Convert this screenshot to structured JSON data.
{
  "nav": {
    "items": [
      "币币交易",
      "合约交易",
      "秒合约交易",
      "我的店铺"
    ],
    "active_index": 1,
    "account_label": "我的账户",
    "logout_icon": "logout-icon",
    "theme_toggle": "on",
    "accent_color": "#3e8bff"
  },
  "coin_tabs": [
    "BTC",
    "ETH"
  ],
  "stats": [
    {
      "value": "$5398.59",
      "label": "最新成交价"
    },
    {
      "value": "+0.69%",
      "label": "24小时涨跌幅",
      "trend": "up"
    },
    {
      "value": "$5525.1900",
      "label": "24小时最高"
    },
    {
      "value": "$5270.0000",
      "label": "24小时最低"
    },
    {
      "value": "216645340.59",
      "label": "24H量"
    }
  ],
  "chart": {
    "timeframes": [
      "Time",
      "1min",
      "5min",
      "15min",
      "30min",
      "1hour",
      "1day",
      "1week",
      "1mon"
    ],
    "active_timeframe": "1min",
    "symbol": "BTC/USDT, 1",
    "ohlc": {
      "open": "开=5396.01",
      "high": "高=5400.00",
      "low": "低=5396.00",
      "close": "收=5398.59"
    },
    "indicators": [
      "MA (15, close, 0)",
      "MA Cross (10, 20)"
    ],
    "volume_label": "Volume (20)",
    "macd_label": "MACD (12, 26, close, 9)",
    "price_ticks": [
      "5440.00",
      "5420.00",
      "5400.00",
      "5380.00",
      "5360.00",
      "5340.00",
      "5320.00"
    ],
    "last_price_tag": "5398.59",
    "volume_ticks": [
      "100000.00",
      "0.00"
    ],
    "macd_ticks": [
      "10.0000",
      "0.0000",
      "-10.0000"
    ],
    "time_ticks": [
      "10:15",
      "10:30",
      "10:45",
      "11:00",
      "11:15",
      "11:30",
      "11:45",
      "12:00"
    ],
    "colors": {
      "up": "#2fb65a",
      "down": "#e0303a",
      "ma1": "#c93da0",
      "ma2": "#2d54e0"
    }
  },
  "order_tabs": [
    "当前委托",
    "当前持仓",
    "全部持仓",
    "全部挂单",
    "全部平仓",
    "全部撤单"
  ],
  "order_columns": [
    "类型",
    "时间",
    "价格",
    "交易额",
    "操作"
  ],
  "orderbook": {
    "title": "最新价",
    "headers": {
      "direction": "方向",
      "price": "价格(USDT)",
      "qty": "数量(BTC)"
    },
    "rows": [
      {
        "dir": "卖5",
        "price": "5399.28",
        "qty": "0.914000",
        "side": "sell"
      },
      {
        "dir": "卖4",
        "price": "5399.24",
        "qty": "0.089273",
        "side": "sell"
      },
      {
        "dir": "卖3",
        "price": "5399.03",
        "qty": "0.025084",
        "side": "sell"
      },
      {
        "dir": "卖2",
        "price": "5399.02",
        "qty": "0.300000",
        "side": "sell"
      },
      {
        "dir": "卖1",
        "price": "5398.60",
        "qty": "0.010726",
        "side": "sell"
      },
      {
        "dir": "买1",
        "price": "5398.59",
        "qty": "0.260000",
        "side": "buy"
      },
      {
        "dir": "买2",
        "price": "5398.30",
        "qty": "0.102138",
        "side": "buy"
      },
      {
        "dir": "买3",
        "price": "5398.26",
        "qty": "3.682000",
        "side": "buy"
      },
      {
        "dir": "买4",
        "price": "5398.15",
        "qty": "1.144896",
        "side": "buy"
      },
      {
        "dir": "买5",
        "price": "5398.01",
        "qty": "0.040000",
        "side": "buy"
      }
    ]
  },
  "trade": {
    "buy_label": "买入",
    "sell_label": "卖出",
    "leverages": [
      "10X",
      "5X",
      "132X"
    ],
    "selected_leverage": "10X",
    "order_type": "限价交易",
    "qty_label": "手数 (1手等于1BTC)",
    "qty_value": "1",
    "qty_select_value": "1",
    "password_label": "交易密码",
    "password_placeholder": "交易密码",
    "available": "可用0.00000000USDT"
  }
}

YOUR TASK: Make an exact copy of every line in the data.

ANSWER FOR THE TASK:
Convert this screenshot to structured JSON data.
{
  "nav": {
    "items": [
      "币币交易",
      "合约交易",
      "秒合约交易",
      "我的店铺"
    ],
    "active_index": 1,
    "account_label": "我的账户",
    "logout_icon": "logout-icon",
    "theme_toggle": "on",
    "accent_color": "#3e8bff"
  },
  "coin_tabs": [
    "BTC",
    "ETH"
  ],
  "stats": [
    {
      "value": "$5398.59",
      "label": "最新成交价"
    },
    {
      "value": "+0.69%",
      "label": "24小时涨跌幅",
      "trend": "up"
    },
    {
      "value": "$5525.1900",
      "label": "24小时最高"
    },
    {
      "value": "$5270.0000",
      "label": "24小时最低"
    },
    {
      "value": "216645340.59",
      "label": "24H量"
    }
  ],
  "chart": {
    "timeframes": [
      "Time",
      "1min",
      "5min",
      "15min",
      "30min",
      "1hour",
      "1day",
      "1week",
      "1mon"
    ],
    "active_timeframe": "1min",
    "symbol": "BTC/USDT, 1",
    "ohlc": {
      "open": "开=5396.01",
      "high": "高=5400.00",
      "low": "低=5396.00",
      "close": "收=5398.59"
    },
    "indicators": [
      "MA (15, close, 0)",
      "MA Cross (10, 20)"
    ],
    "volume_label": "Volume (20)",
    "macd_label": "MACD (12, 26, close, 9)",
    "price_ticks": [
      "5440.00",
      "5420.00",
      "5400.00",
      "5380.00",
      "5360.00",
      "5340.00",
      "5320.00"
    ],
    "last_price_tag": "5398.59",
    "volume_ticks": [
      "100000.00",
      "0.00"
    ],
    "macd_ticks": [
      "10.0000",
      "0.0000",
      "-10.0000"
    ],
    "time_ticks": [
      "10:15",
      "10:30",
      "10:45",
      "11:00",
      "11:15",
      "11:30",
      "11:45",
      "12:00"
    ],
    "colors": {
      "up": "#2fb65a",
      "down": "#e0303a",
      "ma1": "#c93da0",
      "ma2": "#2d54e0"
    }
  },
  "order_tabs": [
    "当前委托",
    "当前持仓",
    "全部持仓",
    "全部挂单",
    "全部平仓",
    "全部撤单"
  ],
  "order_columns": [
    "类型",
    "时间",
    "价格",
    "交易额",
    "操作"
  ],
  "orderbook": {
    "title": "最新价",
    "headers": {
      "direction": "方向",
      "price": "价格(USDT)",
      "qty": "数量(BTC)"
    },
    "rows": [
      {
        "dir": "卖5",
        "price": "5399.28",
        "qty": "0.914000",
        "side": "sell"
      },
      {
        "dir": "卖4",
        "price": "5399.24",
        "qty": "0.089273",
        "side": "sell"
      },
      {
        "dir": "卖3",
        "price": "5399.03",
        "qty": "0.025084",
        "side": "sell"
      },
      {
        "dir": "卖2",
        "price": "5399.02",
        "qty": "0.300000",
        "side": "sell"
      },
      {
        "dir": "卖1",
        "price": "5398.60",
        "qty": "0.010726",
        "side": "sell"
      },
      {
        "dir": "买1",
        "price": "5398.59",
        "qty": "0.260000",
        "side": "buy"
      },
      {
        "dir": "买2",
        "price": "5398.30",
        "qty": "0.102138",
        "side": "buy"
      },
      {
        "dir": "买3",
        "price": "5398.26",
        "qty": "3.682000",
        "side": "buy"
      },
      {
        "dir": "买4",
        "price": "5398.15",
        "qty": "1.144896",
        "side": "buy"
      },
      {
        "dir": "买5",
        "price": "5398.01",
        "qty": "0.040000",
        "side": "buy"
      }
    ]
  },
  "trade": {
    "buy_label": "买入",
    "sell_label": "卖出",
    "leverages": [
      "10X",
      "5X",
      "132X"
    ],
    "selected_leverage": "10X",
    "order_type": "限价交易",
    "qty_label": "手数 (1手等于1BTC)",
    "qty_value": "1",
    "qty_select_value": "1",
    "password_label": "交易密码",
    "password_placeholder": "交易密码",
    "available": "可用0.00000000USDT"
  }
}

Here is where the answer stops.